::: Information supplied :::
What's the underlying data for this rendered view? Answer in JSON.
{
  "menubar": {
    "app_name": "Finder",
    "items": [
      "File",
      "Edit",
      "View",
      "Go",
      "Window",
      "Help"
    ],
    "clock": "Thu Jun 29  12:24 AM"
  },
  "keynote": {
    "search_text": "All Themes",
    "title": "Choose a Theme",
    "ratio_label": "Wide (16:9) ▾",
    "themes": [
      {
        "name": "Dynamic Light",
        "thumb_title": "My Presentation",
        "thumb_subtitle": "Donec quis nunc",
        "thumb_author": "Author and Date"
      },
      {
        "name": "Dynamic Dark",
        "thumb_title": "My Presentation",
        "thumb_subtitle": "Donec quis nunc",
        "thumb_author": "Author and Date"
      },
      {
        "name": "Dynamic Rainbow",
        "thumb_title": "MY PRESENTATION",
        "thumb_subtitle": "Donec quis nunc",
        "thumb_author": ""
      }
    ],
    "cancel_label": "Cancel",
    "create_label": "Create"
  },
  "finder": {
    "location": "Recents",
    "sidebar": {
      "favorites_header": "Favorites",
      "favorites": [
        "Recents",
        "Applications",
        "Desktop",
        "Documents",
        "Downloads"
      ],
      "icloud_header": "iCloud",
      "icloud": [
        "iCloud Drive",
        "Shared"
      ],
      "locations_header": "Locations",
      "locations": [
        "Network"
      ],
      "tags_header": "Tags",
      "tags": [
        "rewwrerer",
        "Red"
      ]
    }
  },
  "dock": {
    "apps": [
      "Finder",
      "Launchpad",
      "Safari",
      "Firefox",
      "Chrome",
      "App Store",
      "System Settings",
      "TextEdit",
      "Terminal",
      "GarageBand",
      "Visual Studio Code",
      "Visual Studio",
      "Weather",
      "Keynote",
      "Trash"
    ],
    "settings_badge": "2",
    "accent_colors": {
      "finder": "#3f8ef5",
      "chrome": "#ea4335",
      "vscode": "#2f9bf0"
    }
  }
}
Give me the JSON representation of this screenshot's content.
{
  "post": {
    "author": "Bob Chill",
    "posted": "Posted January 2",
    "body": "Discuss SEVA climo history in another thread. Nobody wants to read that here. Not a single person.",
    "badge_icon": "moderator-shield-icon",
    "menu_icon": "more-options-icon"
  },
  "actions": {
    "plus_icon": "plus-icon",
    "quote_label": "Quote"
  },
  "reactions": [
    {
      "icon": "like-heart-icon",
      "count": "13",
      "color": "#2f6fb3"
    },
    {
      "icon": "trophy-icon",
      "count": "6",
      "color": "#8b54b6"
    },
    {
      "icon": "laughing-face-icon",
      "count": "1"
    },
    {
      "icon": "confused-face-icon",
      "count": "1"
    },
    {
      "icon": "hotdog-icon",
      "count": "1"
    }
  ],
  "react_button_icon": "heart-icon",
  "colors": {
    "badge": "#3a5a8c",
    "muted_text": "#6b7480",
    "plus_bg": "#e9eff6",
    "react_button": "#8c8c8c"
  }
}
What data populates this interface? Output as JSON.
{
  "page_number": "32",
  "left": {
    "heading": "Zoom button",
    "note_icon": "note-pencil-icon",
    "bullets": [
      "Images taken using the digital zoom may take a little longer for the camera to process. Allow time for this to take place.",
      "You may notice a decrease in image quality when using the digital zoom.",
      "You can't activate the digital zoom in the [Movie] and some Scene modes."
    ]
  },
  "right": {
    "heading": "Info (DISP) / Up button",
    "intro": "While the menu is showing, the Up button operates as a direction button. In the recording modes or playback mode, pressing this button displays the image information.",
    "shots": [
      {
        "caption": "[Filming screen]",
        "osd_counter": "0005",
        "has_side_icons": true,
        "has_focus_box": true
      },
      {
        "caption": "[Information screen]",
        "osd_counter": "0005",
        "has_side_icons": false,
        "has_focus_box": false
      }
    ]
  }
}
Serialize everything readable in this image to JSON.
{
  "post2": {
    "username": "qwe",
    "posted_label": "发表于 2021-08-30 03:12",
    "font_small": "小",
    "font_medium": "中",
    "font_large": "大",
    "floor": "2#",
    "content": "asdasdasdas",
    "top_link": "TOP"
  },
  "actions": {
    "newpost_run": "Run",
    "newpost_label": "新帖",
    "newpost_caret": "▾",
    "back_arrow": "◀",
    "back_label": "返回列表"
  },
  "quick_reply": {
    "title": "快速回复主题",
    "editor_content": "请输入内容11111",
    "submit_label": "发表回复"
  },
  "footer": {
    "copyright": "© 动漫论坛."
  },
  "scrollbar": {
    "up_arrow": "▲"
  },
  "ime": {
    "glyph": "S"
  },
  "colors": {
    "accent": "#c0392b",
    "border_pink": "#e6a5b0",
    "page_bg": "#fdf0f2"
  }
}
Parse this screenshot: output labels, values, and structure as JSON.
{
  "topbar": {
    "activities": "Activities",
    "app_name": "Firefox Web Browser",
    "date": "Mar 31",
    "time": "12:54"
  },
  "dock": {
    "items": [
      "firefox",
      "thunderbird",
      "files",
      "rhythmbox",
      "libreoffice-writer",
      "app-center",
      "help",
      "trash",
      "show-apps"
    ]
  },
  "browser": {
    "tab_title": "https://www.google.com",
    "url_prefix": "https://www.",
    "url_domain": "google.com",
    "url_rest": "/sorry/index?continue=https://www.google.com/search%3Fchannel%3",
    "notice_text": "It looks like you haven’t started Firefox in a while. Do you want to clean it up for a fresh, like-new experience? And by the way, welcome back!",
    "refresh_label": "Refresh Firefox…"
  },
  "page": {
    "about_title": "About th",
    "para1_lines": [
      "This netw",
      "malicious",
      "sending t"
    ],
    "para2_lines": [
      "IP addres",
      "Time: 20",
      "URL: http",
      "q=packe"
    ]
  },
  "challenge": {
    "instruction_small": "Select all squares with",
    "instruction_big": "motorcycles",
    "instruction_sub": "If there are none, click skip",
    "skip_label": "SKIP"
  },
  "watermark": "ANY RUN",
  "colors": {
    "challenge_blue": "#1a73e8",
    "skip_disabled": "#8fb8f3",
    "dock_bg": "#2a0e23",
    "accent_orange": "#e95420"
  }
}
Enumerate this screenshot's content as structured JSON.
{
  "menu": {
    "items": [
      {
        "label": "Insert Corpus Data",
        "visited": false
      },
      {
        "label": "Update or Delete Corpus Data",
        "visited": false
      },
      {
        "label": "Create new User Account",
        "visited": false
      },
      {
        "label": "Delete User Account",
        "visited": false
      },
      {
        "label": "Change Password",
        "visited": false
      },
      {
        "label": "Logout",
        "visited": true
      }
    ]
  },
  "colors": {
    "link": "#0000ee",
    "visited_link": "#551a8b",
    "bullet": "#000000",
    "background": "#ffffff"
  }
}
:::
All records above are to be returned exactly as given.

* Response area:
What's the underlying data for this rendered view? Answer in JSON.
{
  "menubar": {
    "app_name": "Finder",
    "items": [
      "File",
      "Edit",
      "View",
      "Go",
      "Window",
      "Help"
    ],
    "clock": "Thu Jun 29  12:24 AM"
  },
  "keynote": {
    "search_text": "All Themes",
    "title": "Choose a Theme",
    "ratio_label": "Wide (16:9) ▾",
    "themes": [
      {
        "name": "Dynamic Light",
        "thumb_title": "My Presentation",
        "thumb_subtitle": "Donec quis nunc",
        "thumb_author": "Author and Date"
      },
      {
        "name": "Dynamic Dark",
        "thumb_title": "My Presentation",
        "thumb_subtitle": "Donec quis nunc",
        "thumb_author": "Author and Date"
      },
      {
        "name": "Dynamic Rainbow",
        "thumb_title": "MY PRESENTATION",
        "thumb_subtitle": "Donec quis nunc",
        "thumb_author": ""
      }
    ],
    "cancel_label": "Cancel",
    "create_label": "Create"
  },
  "finder": {
    "location": "Recents",
    "sidebar": {
      "favorites_header": "Favorites",
      "favorites": [
        "Recents",
        "Applications",
        "Desktop",
        "Documents",
        "Downloads"
      ],
      "icloud_header": "iCloud",
      "icloud": [
        "iCloud Drive",
        "Shared"
      ],
      "locations_header": "Locations",
      "locations": [
        "Network"
      ],
      "tags_header": "Tags",
      "tags": [
        "rewwrerer",
        "Red"
      ]
    }
  },
  "dock": {
    "apps": [
      "Finder",
      "Launchpad",
      "Safari",
      "Firefox",
      "Chrome",
      "App Store",
      "System Settings",
      "TextEdit",
      "Terminal",
      "GarageBand",
      "Visual Studio Code",
      "Visual Studio",
      "Weather",
      "Keynote",
      "Trash"
    ],
    "settings_badge": "2",
    "accent_colors": {
      "finder": "#3f8ef5",
      "chrome": "#ea4335",
      "vscode": "#2f9bf0"
    }
  }
}
Give me the JSON representation of this screenshot's content.
{
  "post": {
    "author": "Bob Chill",
    "posted": "Posted January 2",
    "body": "Discuss SEVA climo history in another thread. Nobody wants to read that here. Not a single person.",
    "badge_icon": "moderator-shield-icon",
    "menu_icon": "more-options-icon"
  },
  "actions": {
    "plus_icon": "plus-icon",
    "quote_label": "Quote"
  },
  "reactions": [
    {
      "icon": "like-heart-icon",
      "count": "13",
      "color": "#2f6fb3"
    },
    {
      "icon": "trophy-icon",
      "count": "6",
      "color": "#8b54b6"
    },
    {
      "icon": "laughing-face-icon",
      "count": "1"
    },
    {
      "icon": "confused-face-icon",
      "count": "1"
    },
    {
      "icon": "hotdog-icon",
      "count": "1"
    }
  ],
  "react_button_icon": "heart-icon",
  "colors": {
    "badge": "#3a5a8c",
    "muted_text": "#6b7480",
    "plus_bg": "#e9eff6",
    "react_button": "#8c8c8c"
  }
}
What data populates this interface? Output as JSON.
{
  "page_number": "32",
  "left": {
    "heading": "Zoom button",
    "note_icon": "note-pencil-icon",
    "bullets": [
      "Images taken using the digital zoom may take a little longer for the camera to process. Allow time for this to take place.",
      "You may notice a decrease in image quality when using the digital zoom.",
      "You can't activate the digital zoom in the [Movie] and some Scene modes."
    ]
  },
  "right": {
    "heading": "Info (DISP) / Up button",
    "intro": "While the menu is showing, the Up button operates as a direction button. In the recording modes or playback mode, pressing this button displays the image information.",
    "shots": [
      {
        "caption": "[Filming screen]",
        "osd_counter": "0005",
        "has_side_icons": true,
        "has_focus_box": true
      },
      {
        "caption": "[Information screen]",
        "osd_counter": "0005",
        "has_side_icons": false,
        "has_focus_box": false
      }
    ]
  }
}
Serialize everything readable in this image to JSON.
{
  "post2": {
    "username": "qwe",
    "posted_label": "发表于 2021-08-30 03:12",
    "font_small": "小",
    "font_medium": "中",
    "font_large": "大",
    "floor": "2#",
    "content": "asdasdasdas",
    "top_link": "TOP"
  },
  "actions": {
    "newpost_run": "Run",
    "newpost_label": "新帖",
    "newpost_caret": "▾",
    "back_arrow": "◀",
    "back_label": "返回列表"
  },
  "quick_reply": {
    "title": "快速回复主题",
    "editor_content": "请输入内容11111",
    "submit_label": "发表回复"
  },
  "footer": {
    "copyright": "© 动漫论坛."
  },
  "scrollbar": {
    "up_arrow": "▲"
  },
  "ime": {
    "glyph": "S"
  },
  "colors": {
    "accent": "#c0392b",
    "border_pink": "#e6a5b0",
    "page_bg": "#fdf0f2"
  }
}
Parse this screenshot: output labels, values, and structure as JSON.
{
  "topbar": {
    "activities": "Activities",
    "app_name": "Firefox Web Browser",
    "date": "Mar 31",
    "time": "12:54"
  },
  "dock": {
    "items": [
      "firefox",
      "thunderbird",
      "files",
      "rhythmbox",
      "libreoffice-writer",
      "app-center",
      "help",
      "trash",
      "show-apps"
    ]
  },
  "browser": {
    "tab_title": "https://www.google.com",
    "url_prefix": "https://www.",
    "url_domain": "google.com",
    "url_rest": "/sorry/index?continue=https://www.google.com/search%3Fchannel%3",
    "notice_text": "It looks like you haven’t started Firefox in a while. Do you want to clean it up for a fresh, like-new experience? And by the way, welcome back!",
    "refresh_label": "Refresh Firefox…"
  },
  "page": {
    "about_title": "About th",
    "para1_lines": [
      "This netw",
      "malicious",
      "sending t"
    ],
    "para2_lines": [
      "IP addres",
      "Time: 20",
      "URL: http",
      "q=packe"
    ]
  },
  "challenge": {
    "instruction_small": "Select all squares with",
    "instruction_big": "motorcycles",
    "instruction_sub": "If there are none, click skip",
    "skip_label": "SKIP"
  },
  "watermark": "ANY RUN",
  "colors": {
    "challenge_blue": "#1a73e8",
    "skip_disabled": "#8fb8f3",
    "dock_bg": "#2a0e23",
    "accent_orange": "#e95420"
  }
}
Enumerate this screenshot's content as structured JSON.
{
  "menu": {
    "items": [
      {
        "label": "Insert Corpus Data",
        "visited": false
      },
      {
        "label": "Update or Delete Corpus Data",
        "visited": false
      },
      {
        "label": "Create new User Account",
        "visited": false
      },
      {
        "label": "Delete User Account",
        "visited": false
      },
      {
        "label": "Change Password",
        "visited": false
      },
      {
        "label": "Logout",
        "visited": true
      }
    ]
  },
  "colors": {
    "link": "#0000ee",
    "visited_link": "#551a8b",
    "bullet": "#000000",
    "background": "#ffffff"
  }
}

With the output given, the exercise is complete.